LISTED ENTRIES ->
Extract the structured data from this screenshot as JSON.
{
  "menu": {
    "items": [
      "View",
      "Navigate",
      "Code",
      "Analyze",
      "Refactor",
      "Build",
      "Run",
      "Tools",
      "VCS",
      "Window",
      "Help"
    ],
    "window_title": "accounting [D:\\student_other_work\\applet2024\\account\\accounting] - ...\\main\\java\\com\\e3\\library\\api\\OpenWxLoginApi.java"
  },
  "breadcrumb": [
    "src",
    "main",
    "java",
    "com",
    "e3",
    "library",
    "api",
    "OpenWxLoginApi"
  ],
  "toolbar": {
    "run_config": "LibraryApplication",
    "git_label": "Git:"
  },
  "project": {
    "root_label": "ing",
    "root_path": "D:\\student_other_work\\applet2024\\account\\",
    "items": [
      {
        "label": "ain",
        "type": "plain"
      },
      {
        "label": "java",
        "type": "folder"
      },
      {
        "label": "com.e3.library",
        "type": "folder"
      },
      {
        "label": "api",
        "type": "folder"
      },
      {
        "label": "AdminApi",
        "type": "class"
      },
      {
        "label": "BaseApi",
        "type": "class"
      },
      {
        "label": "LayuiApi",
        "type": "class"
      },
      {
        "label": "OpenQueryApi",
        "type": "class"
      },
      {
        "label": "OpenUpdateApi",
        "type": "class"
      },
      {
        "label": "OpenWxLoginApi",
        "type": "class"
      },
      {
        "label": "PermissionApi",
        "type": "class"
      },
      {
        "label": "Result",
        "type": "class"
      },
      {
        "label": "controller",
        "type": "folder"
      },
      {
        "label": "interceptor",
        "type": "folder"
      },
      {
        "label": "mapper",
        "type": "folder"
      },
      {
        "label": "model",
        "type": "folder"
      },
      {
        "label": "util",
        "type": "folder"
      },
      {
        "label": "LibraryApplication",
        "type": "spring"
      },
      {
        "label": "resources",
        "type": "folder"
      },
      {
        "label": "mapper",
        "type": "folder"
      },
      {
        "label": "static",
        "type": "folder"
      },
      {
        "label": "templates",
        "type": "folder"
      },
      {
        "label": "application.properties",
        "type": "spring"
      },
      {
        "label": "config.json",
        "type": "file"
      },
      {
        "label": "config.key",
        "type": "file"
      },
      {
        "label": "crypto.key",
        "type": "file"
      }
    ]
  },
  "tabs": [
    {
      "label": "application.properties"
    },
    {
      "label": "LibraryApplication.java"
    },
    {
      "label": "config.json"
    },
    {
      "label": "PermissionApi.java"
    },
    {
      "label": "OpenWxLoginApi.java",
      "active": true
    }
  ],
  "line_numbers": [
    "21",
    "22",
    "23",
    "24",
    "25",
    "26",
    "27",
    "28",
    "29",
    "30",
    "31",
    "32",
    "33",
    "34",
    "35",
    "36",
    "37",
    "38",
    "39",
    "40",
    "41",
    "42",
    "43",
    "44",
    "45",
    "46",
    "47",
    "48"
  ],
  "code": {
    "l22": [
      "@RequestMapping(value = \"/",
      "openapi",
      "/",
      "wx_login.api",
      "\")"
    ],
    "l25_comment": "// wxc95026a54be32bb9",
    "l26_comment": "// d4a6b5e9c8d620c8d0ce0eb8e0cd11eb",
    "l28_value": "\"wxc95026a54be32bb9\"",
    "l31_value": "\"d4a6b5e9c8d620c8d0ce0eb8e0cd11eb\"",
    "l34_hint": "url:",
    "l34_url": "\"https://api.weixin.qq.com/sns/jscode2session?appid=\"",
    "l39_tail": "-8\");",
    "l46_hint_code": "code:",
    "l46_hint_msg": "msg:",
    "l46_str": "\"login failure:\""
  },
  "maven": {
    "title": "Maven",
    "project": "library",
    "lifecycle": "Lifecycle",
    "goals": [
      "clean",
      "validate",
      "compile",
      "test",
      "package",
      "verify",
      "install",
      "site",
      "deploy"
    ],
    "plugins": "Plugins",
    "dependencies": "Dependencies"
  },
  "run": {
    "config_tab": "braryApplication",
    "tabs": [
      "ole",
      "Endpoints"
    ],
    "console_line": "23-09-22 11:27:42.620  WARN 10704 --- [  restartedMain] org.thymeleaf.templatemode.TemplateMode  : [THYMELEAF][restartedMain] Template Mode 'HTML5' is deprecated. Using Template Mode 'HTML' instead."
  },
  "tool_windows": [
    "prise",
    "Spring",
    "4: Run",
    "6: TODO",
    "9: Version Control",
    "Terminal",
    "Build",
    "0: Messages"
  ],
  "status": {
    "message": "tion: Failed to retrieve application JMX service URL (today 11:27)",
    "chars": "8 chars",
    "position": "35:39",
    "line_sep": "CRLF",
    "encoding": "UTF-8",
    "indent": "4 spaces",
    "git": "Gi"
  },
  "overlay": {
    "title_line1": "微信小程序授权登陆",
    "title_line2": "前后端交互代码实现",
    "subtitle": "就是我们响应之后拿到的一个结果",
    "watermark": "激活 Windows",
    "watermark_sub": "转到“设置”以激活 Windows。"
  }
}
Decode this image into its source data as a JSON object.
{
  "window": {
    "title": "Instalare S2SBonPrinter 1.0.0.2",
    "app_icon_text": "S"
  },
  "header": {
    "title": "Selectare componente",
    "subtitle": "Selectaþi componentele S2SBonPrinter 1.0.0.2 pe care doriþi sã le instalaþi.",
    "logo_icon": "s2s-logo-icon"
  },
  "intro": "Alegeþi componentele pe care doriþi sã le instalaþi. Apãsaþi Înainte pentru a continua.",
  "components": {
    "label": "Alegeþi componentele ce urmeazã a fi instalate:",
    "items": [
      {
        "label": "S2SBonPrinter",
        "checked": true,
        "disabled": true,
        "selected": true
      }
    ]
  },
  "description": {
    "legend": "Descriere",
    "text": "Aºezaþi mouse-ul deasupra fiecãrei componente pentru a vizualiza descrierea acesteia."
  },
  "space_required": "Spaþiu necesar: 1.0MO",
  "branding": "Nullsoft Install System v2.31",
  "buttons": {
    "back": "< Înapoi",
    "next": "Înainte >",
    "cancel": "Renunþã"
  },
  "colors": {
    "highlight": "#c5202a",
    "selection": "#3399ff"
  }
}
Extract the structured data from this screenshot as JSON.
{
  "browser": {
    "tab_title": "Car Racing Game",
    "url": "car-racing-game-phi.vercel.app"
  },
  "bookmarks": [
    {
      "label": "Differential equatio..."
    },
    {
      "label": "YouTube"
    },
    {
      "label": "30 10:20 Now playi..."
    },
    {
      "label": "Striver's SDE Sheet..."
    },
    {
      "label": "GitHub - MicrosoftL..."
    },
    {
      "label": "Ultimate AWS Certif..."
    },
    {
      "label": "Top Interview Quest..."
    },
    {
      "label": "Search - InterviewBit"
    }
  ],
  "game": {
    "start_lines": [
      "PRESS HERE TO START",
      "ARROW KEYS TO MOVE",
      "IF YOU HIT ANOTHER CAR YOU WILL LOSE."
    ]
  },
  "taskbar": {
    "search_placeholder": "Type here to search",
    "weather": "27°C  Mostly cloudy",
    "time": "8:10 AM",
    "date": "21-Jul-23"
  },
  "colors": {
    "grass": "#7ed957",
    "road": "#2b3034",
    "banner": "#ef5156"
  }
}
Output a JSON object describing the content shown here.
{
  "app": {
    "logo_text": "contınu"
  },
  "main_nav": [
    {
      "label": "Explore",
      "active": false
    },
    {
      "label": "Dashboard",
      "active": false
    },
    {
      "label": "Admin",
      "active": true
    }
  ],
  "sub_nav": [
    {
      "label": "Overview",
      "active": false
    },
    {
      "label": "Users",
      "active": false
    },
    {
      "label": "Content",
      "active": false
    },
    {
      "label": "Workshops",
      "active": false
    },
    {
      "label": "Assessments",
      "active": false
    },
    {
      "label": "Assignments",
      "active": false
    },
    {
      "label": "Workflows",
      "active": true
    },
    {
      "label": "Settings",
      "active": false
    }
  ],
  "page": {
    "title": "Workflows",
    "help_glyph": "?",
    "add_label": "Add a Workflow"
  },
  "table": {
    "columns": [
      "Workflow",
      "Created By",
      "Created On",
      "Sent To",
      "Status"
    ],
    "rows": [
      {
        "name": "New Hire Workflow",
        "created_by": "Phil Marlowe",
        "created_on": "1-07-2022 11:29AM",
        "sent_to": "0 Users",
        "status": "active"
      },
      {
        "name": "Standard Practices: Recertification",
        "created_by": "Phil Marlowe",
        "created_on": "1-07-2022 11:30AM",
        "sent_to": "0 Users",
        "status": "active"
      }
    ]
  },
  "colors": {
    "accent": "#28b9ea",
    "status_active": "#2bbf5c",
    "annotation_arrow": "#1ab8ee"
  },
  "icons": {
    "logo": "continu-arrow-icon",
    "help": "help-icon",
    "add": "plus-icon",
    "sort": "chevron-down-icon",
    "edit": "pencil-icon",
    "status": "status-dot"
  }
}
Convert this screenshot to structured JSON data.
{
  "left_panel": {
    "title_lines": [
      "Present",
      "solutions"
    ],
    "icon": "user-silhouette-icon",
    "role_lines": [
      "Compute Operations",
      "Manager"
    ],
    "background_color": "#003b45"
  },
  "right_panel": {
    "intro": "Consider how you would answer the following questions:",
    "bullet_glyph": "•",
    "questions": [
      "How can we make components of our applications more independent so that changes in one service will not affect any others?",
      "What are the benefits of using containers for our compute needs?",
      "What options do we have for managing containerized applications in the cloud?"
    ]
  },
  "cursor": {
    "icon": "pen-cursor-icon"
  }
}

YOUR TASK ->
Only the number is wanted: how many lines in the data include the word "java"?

WORKED SOLUTION ->
6